▸ Aim of the task:
How many lines below contain the string "handle"? Reply with the figure and no further words.

(Extracted records)
◇ ◇ ◇ ◇ ◇

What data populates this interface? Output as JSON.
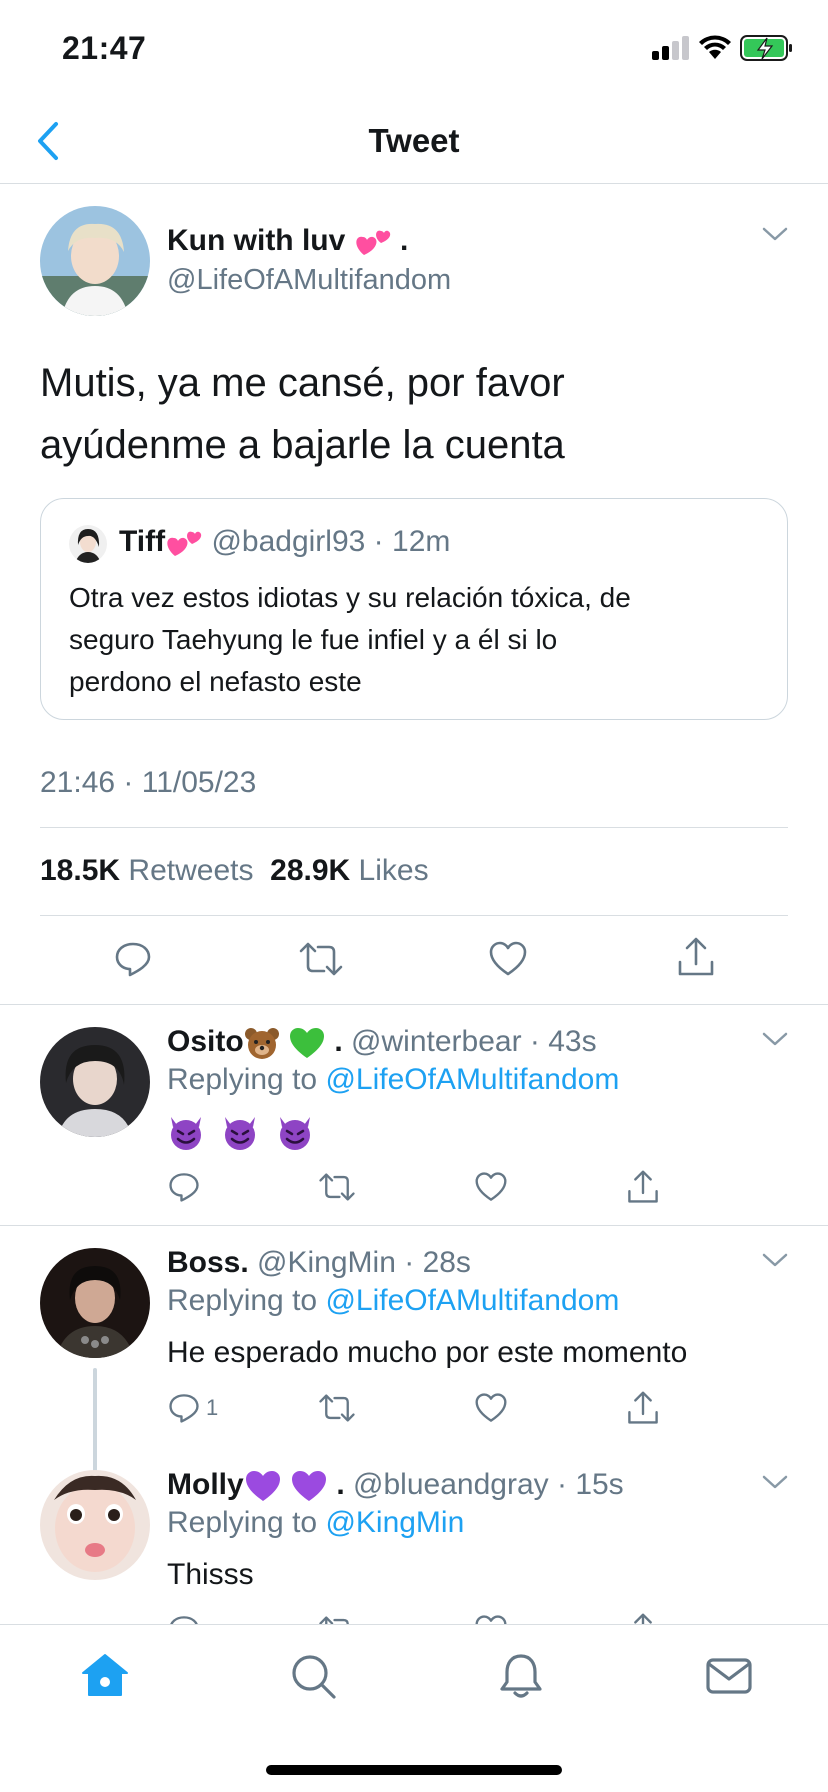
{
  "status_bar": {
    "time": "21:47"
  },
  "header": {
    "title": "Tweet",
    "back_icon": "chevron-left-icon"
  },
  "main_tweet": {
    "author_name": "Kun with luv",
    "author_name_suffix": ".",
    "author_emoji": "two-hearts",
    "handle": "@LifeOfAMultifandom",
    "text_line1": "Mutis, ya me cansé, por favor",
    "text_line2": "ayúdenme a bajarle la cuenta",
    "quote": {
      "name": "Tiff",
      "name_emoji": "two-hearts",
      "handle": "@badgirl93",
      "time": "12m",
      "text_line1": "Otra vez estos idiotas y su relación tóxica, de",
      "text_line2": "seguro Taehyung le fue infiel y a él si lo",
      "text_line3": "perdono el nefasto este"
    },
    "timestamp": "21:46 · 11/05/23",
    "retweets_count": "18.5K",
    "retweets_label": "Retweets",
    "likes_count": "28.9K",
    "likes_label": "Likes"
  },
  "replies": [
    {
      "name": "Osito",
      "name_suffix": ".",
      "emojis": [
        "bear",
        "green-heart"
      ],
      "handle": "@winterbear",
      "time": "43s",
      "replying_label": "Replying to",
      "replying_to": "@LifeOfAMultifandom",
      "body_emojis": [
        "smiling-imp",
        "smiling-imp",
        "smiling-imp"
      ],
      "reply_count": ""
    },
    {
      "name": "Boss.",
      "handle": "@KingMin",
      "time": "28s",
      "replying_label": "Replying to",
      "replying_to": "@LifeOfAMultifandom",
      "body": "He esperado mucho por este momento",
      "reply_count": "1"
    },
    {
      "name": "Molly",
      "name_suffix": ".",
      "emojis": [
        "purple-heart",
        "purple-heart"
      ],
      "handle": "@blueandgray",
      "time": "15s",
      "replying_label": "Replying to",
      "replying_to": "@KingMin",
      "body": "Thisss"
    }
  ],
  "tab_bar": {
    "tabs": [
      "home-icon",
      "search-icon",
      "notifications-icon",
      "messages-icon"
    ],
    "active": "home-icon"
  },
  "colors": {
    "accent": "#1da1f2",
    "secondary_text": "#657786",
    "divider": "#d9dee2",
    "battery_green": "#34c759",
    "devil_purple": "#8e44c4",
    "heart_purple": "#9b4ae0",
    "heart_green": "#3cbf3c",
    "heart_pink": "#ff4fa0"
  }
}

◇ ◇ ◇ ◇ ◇

▸ Result of the task:
5